            Due to its rapid development, the focus of research around this phenomenon has been increasingly growing in order to explore the potential of the CW from different points of view. Especially the researches describe CW as: a place for the working and social revival/renaissance of professionals marginalized by the crisis, new and alternative form of organization for knowledge work, crucible for the creation of new relationships, an incubator (in the broad sense of the term) with creative ideas and a place that fosters innovation (Cappelli and Keller, 2013; Gandini, 2015; Merkel, 2015)

            If, on the one hand, the existing literature investigated the positive aspects of CW, at the same time the proliferation of this reality begins meandering the doubt about the sustainability of these initiatives (Gandini, 2015) among researchers and practitioners. In fact, there are those who talk about "coworking bubble” (Moriset, 2014; Gandini, 2015) implying that the near future will lead to a reduction in the number of CWS, a rationalization of the offered service options and, ultimately, to an inevitable concentration of the sector.

            While acknowledging a number of organizational units, options for structuring the spaces, services to workers, choices with reference to governance and the role of CW hosts (Merkel, 2015), the studies conducted so far on the CW have substantially presented the phenomenon as a single reality without ever distinguishing/identifying within different types of CW ventures.

            The aim of this study is to contribute to the literature on CW through the results of a large empirical study that, by proposing a classification of the reality of CW, identifies the socio-organizational dimensions allowing interpreting the differences between different realities of CW thus offering an opportunity for systematization of the phenomenon.
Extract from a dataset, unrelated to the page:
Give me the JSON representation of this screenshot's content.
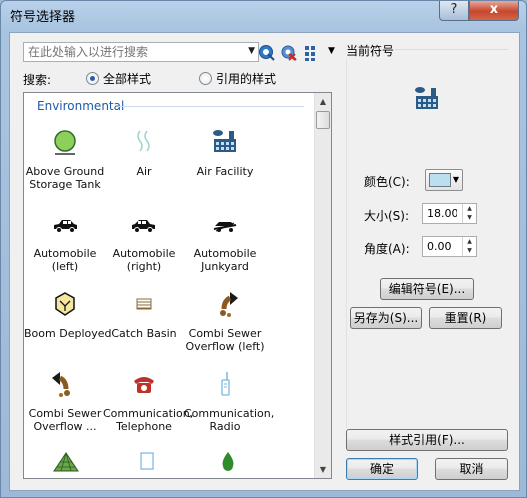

            The phenomenon has now reached a certain degree of maturity where it can no longer be considered as an undifferentiated phenomenon, but it is important to systematize the differences between different realities and understand the dimensions along which you "play" the differences between the various initiatives and organizational realities of this type. Also this forward-looking perspective will allow: (1) providing a photograph/systematization of the phenomenon starting from the understanding of the interpretations, objectives and strategies adopted by the founders; (2) understanding which dimensions are relevant to understanding the differences and then the strengths/weaknesses, the risks and the potential of each type of conceiving the CWS by the founders; (3) envisage also evolutionary trajectories of these business models and the phenomenon of CW more generally.